## Data for review
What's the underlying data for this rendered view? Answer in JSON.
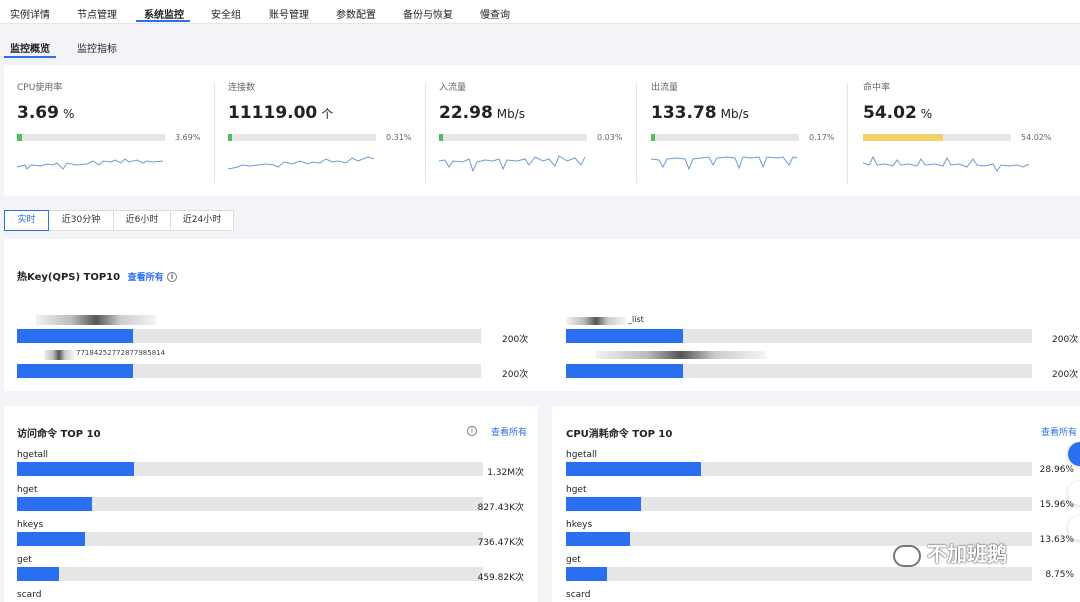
{
  "top_tabs": [
    "实例详情",
    "节点管理",
    "系统监控",
    "安全组",
    "账号管理",
    "参数配置",
    "备份与恢复",
    "慢查询"
  ],
  "sub_tabs": [
    "监控概览",
    "监控指标"
  ],
  "metrics": [
    {
      "label": "CPU使用率",
      "value": "3.69",
      "unit": "%",
      "percent_text": "3.69%",
      "fill": 0.0369,
      "color": "#4fbf5d"
    },
    {
      "label": "连接数",
      "value": "11119.00",
      "unit": "个",
      "percent_text": "0.31%",
      "fill": 0.0031,
      "color": "#4fbf5d"
    },
    {
      "label": "入流量",
      "value": "22.98",
      "unit": "Mb/s",
      "percent_text": "0.03%",
      "fill": 0.0003,
      "color": "#4fbf5d"
    },
    {
      "label": "出流量",
      "value": "133.78",
      "unit": "Mb/s",
      "percent_text": "0.17%",
      "fill": 0.0017,
      "color": "#4fbf5d"
    },
    {
      "label": "命中率",
      "value": "54.02",
      "unit": "%",
      "percent_text": "54.02%",
      "fill": 0.5402,
      "color": "#f0d16a"
    }
  ],
  "ranges": [
    "实时",
    "近30分钟",
    "近6小时",
    "近24小时"
  ],
  "hotkey": {
    "title": "热Key(QPS) TOP10",
    "link": "查看所有",
    "info_icon": "info-icon",
    "left": [
      {
        "count": "200次",
        "fill": 0.25
      },
      {
        "count": "200次",
        "fill": 0.25
      }
    ],
    "right": [
      {
        "name_fragment": "_list",
        "count": "200次",
        "fill": 0.25
      },
      {
        "count": "200次",
        "fill": 0.25
      }
    ],
    "left_fragment": "77184252772877985814"
  },
  "access": {
    "title": "访问命令 TOP 10",
    "link": "查看所有",
    "info_icon": "info-icon",
    "rows": [
      {
        "name": "hgetall",
        "value": "1.32M次",
        "fill": 0.25
      },
      {
        "name": "hget",
        "value": "827.43K次",
        "fill": 0.16
      },
      {
        "name": "hkeys",
        "value": "736.47K次",
        "fill": 0.145
      },
      {
        "name": "get",
        "value": "459.82K次",
        "fill": 0.09
      },
      {
        "name": "scard",
        "value": "",
        "fill": 0
      }
    ]
  },
  "cpu_cmd": {
    "title": "CPU消耗命令 TOP 10",
    "link": "查看所有",
    "rows": [
      {
        "name": "hgetall",
        "value": "28.96%",
        "fill": 0.29
      },
      {
        "name": "hget",
        "value": "15.96%",
        "fill": 0.16
      },
      {
        "name": "hkeys",
        "value": "13.63%",
        "fill": 0.137
      },
      {
        "name": "get",
        "value": "8.75%",
        "fill": 0.088
      },
      {
        "name": "scard",
        "value": "",
        "fill": 0
      }
    ]
  },
  "watermark": "不加班鹅",
  "accent": "#2a6ff0"
}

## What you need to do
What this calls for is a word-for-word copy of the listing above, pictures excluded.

## Answer space
What's the underlying data for this rendered view? Answer in JSON.
{
  "top_tabs": [
    "实例详情",
    "节点管理",
    "系统监控",
    "安全组",
    "账号管理",
    "参数配置",
    "备份与恢复",
    "慢查询"
  ],
  "sub_tabs": [
    "监控概览",
    "监控指标"
  ],
  "metrics": [
    {
      "label": "CPU使用率",
      "value": "3.69",
      "unit": "%",
      "percent_text": "3.69%",
      "fill": 0.0369,
      "color": "#4fbf5d"
    },
    {
      "label": "连接数",
      "value": "11119.00",
      "unit": "个",
      "percent_text": "0.31%",
      "fill": 0.0031,
      "color": "#4fbf5d"
    },
    {
      "label": "入流量",
      "value": "22.98",
      "unit": "Mb/s",
      "percent_text": "0.03%",
      "fill": 0.0003,
      "color": "#4fbf5d"
    },
    {
      "label": "出流量",
      "value": "133.78",
      "unit": "Mb/s",
      "percent_text": "0.17%",
      "fill": 0.0017,
      "color": "#4fbf5d"
    },
    {
      "label": "命中率",
      "value": "54.02",
      "unit": "%",
      "percent_text": "54.02%",
      "fill": 0.5402,
      "color": "#f0d16a"
    }
  ],
  "ranges": [
    "实时",
    "近30分钟",
    "近6小时",
    "近24小时"
  ],
  "hotkey": {
    "title": "热Key(QPS) TOP10",
    "link": "查看所有",
    "info_icon": "info-icon",
    "left": [
      {
        "count": "200次",
        "fill": 0.25
      },
      {
        "count": "200次",
        "fill": 0.25
      }
    ],
    "right": [
      {
        "name_fragment": "_list",
        "count": "200次",
        "fill": 0.25
      },
      {
        "count": "200次",
        "fill": 0.25
      }
    ],
    "left_fragment": "77184252772877985814"
  },
  "access": {
    "title": "访问命令 TOP 10",
    "link": "查看所有",
    "info_icon": "info-icon",
    "rows": [
      {
        "name": "hgetall",
        "value": "1.32M次",
        "fill": 0.25
      },
      {
        "name": "hget",
        "value": "827.43K次",
        "fill": 0.16
      },
      {
        "name": "hkeys",
        "value": "736.47K次",
        "fill": 0.145
      },
      {
        "name": "get",
        "value": "459.82K次",
        "fill": 0.09
      },
      {
        "name": "scard",
        "value": "",
        "fill": 0
      }
    ]
  },
  "cpu_cmd": {
    "title": "CPU消耗命令 TOP 10",
    "link": "查看所有",
    "rows": [
      {
        "name": "hgetall",
        "value": "28.96%",
        "fill": 0.29
      },
      {
        "name": "hget",
        "value": "15.96%",
        "fill": 0.16
      },
      {
        "name": "hkeys",
        "value": "13.63%",
        "fill": 0.137
      },
      {
        "name": "get",
        "value": "8.75%",
        "fill": 0.088
      },
      {
        "name": "scard",
        "value": "",
        "fill": 0
      }
    ]
  },
  "watermark": "不加班鹅",
  "accent": "#2a6ff0"
}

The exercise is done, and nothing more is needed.